--- Input for this task ---

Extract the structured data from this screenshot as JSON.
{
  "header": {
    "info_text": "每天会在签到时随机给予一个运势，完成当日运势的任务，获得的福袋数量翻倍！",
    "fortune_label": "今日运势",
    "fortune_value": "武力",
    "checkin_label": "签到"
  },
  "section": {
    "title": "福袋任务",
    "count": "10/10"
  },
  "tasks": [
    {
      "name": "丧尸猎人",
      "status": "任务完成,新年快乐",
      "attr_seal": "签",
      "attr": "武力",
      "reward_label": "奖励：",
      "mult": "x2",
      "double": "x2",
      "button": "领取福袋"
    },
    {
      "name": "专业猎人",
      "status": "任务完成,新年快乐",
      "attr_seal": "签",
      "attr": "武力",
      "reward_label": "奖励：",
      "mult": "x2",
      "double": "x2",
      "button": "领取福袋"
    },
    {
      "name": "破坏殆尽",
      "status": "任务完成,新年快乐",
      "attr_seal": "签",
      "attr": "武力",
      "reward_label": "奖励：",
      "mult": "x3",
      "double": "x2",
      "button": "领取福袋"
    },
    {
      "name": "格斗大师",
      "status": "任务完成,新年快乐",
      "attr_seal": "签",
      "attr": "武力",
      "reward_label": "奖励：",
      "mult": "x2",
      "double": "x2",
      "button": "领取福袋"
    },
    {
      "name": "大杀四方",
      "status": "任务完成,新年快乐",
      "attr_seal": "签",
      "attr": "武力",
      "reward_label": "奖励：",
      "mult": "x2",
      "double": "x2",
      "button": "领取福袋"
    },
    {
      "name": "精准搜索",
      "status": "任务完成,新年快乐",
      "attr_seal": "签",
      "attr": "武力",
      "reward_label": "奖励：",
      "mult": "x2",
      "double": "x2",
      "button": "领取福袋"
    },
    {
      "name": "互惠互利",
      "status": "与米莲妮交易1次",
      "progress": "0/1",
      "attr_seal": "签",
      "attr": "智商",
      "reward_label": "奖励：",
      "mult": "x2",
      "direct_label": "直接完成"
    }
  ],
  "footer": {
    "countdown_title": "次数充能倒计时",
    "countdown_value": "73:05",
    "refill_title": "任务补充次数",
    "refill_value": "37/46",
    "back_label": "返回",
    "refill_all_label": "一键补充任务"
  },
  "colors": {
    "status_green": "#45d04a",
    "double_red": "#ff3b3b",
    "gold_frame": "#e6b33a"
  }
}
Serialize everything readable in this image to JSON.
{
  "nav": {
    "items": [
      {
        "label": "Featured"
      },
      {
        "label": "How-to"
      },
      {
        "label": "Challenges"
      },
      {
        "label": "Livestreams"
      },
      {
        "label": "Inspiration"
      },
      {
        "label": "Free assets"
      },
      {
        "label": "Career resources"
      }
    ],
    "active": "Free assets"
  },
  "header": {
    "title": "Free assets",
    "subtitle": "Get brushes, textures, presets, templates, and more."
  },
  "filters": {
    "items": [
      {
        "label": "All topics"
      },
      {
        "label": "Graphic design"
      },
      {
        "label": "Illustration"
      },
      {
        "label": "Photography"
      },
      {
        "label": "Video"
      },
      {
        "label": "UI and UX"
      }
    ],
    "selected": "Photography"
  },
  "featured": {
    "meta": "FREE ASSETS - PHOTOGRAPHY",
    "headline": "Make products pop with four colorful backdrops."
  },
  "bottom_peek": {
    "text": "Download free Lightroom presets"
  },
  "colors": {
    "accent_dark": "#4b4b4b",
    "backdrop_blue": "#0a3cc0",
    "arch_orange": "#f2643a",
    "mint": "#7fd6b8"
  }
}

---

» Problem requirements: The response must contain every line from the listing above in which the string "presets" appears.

» Exercise response:
    "subtitle": "Get brushes, textures, presets, templates, and more."
    "text": "Download free Lightroom presets"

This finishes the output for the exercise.